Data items

===

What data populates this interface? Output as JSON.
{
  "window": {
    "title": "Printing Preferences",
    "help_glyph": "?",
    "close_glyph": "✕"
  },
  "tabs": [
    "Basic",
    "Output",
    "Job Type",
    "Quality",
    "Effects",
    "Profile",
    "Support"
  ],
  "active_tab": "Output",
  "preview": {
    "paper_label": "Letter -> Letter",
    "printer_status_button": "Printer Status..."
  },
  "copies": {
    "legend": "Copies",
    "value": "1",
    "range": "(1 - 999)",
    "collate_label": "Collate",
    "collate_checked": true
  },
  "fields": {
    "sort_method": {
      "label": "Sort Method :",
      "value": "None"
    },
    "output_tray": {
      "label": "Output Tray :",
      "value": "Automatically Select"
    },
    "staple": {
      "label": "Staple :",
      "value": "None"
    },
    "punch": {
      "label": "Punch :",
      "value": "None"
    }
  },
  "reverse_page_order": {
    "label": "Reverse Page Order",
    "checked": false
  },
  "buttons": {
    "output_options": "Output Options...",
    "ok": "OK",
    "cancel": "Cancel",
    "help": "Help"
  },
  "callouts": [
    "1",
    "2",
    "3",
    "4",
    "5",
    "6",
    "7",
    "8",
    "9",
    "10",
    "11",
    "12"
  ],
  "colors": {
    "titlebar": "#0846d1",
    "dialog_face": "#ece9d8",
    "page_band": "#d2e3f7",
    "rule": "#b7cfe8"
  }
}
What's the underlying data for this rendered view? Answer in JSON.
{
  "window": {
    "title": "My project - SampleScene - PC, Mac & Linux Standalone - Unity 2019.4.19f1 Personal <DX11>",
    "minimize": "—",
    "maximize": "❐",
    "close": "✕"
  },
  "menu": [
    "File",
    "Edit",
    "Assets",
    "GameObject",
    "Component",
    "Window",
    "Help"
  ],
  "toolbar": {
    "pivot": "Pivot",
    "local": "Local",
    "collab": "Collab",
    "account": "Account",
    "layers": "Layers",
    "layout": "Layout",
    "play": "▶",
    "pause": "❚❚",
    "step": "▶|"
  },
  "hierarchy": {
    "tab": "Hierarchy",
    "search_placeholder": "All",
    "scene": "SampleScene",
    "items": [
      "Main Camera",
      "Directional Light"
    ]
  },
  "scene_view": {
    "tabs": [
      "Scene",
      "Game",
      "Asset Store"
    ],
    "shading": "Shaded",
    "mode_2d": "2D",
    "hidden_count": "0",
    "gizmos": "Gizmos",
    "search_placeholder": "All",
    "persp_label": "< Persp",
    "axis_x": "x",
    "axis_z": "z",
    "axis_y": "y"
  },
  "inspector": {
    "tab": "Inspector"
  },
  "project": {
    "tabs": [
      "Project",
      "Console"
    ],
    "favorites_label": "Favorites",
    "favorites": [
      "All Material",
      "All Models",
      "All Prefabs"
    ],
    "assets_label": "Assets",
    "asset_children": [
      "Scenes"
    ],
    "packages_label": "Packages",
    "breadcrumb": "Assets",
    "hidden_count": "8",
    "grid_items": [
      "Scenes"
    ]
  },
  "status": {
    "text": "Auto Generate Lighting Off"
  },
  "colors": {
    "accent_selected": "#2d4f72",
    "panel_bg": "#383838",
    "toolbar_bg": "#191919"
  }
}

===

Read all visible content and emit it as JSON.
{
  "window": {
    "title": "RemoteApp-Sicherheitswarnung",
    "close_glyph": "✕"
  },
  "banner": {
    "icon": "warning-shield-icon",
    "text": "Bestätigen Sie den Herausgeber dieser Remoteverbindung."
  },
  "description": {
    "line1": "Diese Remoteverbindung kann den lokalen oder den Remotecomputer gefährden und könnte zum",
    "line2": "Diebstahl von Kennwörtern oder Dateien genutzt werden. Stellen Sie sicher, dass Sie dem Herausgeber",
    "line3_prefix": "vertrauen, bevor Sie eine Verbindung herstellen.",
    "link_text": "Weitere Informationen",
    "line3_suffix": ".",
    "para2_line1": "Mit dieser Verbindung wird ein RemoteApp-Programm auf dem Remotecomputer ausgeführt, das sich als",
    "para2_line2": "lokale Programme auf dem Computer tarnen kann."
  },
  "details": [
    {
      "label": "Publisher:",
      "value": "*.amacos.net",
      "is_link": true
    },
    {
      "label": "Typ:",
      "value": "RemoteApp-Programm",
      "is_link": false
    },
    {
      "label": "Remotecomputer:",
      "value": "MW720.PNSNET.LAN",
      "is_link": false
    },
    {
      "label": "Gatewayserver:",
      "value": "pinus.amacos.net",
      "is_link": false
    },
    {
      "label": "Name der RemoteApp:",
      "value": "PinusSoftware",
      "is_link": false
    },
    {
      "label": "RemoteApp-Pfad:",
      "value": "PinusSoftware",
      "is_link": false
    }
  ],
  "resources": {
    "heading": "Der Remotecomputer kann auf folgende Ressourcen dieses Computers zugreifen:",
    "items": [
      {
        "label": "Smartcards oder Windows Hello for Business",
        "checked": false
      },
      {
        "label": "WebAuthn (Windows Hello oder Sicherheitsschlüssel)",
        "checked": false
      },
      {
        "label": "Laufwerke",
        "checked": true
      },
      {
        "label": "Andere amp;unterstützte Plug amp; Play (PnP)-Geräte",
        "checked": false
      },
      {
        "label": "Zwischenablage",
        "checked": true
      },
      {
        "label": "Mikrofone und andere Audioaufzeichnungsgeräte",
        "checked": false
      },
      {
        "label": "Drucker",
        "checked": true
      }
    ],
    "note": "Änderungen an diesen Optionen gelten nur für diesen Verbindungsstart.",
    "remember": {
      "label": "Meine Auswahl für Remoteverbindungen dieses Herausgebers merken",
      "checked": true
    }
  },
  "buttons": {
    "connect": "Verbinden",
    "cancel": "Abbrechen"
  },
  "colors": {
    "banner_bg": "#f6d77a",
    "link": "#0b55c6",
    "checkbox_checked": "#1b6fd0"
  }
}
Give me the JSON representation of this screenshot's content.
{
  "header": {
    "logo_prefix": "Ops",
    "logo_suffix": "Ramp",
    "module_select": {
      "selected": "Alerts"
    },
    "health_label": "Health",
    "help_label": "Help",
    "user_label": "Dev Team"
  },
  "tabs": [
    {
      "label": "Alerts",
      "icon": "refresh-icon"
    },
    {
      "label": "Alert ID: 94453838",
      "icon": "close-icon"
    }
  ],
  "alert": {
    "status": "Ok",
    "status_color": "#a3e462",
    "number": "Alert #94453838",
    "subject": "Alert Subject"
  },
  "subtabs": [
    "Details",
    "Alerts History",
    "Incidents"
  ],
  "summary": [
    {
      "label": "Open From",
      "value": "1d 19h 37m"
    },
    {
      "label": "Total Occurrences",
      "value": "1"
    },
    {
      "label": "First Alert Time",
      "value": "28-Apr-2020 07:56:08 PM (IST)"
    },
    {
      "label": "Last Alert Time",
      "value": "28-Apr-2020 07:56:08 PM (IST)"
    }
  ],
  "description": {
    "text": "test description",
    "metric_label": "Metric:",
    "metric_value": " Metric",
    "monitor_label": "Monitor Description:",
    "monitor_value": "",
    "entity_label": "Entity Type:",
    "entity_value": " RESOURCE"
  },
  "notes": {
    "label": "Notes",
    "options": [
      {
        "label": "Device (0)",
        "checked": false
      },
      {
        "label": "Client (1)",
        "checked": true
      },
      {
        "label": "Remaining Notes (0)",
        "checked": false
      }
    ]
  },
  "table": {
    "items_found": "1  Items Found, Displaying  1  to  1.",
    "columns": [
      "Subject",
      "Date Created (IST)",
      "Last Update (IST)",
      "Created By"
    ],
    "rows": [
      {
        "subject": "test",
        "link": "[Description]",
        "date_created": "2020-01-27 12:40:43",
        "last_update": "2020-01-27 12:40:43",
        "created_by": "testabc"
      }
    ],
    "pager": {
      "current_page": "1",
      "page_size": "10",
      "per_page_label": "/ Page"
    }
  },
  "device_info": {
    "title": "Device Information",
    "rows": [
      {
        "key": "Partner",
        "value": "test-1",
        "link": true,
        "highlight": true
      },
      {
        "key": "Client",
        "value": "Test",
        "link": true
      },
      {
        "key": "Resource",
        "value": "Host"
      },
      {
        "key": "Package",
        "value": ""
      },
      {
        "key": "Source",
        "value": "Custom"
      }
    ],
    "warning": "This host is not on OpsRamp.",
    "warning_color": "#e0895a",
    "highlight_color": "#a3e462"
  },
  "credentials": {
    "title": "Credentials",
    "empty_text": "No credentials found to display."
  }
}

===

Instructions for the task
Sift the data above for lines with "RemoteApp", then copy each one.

Task response
    "title": "RemoteApp-Sicherheitswarnung",
    "para2_line1": "Mit dieser Verbindung wird ein RemoteApp-Programm auf dem Remotecomputer ausgeführt, das sich als",
      "value": "RemoteApp-Programm",
      "label": "Name der RemoteApp:",
      "label": "RemoteApp-Pfad:",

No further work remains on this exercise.